Confluence: Working Rivers of Peterborough, New Hampshire
Peterborough, New Hampshire sits at the confluence of the Contoocook River and Nubanusit Brook. Today, its economy is largely supported through tourism driven by outdoor recreation, sightseeing, shopping, and the arts. The town is promoted as a quaint, rural bastion of simpler living and “Yankee practicality.” This framing of history asks us to visualize an unbroken tradition back to some mental picture of industrious farm families subsisting on the land outside of a Grandma Moses town center. However, for over a century, Peterborough—like many rural New England towns of today—would have been better characterized as a “mill town.”
The influx and eventual departure of manufacturing required the parallel influx and eventual departure of the people who worked in the mills and factories. This largely immigrant workforce is in danger of erasure when we are overly nostalgic about our short-lived agrarian period. These photographs of riverside mill sites of Peterborough stand in testimony to the workers who were brought here by the opportunity those mills offered. Some are vacant, some are built anew, and some still remain with different purpose.
Bob Holt is a photographer combining digital and traditional film processes. On a family trip to Acadia National Park at age eight, Bob used his father’s camera to record the moment a rainbow appeared in the spray at Thunder Hole. Inspired by freezing that single moment in film forever, he went on to pursue photographic work in college and as a hobby throughout his life. In 2021, Bob found a renewed love for the medium, and began working on a number of long-term projects.
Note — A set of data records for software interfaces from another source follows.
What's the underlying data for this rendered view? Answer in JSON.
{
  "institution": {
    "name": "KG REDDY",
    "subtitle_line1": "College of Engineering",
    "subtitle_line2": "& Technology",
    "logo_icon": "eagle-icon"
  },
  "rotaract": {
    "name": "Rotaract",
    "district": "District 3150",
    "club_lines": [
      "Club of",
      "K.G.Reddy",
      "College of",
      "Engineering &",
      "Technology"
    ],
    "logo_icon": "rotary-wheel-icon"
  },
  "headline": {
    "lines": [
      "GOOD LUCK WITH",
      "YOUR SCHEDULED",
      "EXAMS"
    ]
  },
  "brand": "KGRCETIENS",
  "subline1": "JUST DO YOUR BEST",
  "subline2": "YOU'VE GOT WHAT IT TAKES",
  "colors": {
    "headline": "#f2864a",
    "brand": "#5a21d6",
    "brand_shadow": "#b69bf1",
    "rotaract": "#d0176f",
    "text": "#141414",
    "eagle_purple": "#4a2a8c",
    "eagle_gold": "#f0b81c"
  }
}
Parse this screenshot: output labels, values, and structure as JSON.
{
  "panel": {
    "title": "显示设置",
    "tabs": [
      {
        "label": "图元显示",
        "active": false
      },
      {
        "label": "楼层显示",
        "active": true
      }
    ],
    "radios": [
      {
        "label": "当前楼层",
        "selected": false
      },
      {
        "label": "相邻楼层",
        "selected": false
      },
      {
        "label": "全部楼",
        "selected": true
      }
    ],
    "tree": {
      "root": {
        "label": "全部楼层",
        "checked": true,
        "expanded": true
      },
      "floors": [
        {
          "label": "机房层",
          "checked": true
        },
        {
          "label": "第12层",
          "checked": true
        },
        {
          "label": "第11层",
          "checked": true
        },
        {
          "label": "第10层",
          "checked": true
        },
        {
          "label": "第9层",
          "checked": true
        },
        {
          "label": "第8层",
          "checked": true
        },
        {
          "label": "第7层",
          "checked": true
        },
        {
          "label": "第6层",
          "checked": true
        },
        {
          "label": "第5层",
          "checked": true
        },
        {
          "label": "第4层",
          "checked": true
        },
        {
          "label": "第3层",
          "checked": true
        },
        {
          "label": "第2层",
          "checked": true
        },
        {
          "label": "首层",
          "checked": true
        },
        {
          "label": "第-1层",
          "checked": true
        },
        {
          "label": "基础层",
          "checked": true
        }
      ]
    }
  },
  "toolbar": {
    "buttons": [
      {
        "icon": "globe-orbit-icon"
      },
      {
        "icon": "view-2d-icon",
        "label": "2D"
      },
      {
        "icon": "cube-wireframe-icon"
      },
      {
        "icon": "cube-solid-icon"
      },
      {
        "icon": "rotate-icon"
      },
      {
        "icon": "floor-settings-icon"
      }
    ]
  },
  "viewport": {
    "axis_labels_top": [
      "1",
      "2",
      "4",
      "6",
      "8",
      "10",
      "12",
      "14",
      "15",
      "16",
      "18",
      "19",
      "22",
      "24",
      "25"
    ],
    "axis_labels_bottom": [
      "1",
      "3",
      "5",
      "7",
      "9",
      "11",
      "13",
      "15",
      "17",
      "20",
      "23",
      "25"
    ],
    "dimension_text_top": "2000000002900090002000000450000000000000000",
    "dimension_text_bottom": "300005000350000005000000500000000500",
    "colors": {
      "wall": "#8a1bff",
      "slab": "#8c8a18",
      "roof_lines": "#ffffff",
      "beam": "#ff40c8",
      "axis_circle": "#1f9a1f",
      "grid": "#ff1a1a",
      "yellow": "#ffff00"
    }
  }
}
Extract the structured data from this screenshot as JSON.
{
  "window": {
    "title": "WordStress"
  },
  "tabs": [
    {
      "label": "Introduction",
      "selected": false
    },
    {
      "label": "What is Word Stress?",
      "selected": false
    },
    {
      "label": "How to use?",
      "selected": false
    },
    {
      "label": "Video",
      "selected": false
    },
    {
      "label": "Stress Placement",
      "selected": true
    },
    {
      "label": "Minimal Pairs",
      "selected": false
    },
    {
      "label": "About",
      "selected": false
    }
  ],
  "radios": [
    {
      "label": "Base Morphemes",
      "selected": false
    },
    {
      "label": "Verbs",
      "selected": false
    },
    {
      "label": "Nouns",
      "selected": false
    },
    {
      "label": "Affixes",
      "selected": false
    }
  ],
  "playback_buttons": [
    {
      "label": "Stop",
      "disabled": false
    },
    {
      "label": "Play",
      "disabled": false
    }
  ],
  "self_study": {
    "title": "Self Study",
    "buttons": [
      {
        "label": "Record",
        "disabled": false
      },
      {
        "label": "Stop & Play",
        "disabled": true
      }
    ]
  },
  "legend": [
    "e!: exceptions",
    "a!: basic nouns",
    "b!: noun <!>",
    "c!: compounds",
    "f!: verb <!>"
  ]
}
Bob brings a documentary style and love for traditional darkroom processes to his work. His new projects explore people and how they engage with and confront their community, history, and environment.
Born in Florida, and schooled in Atlanta, Bob now resides in southern New Hampshire.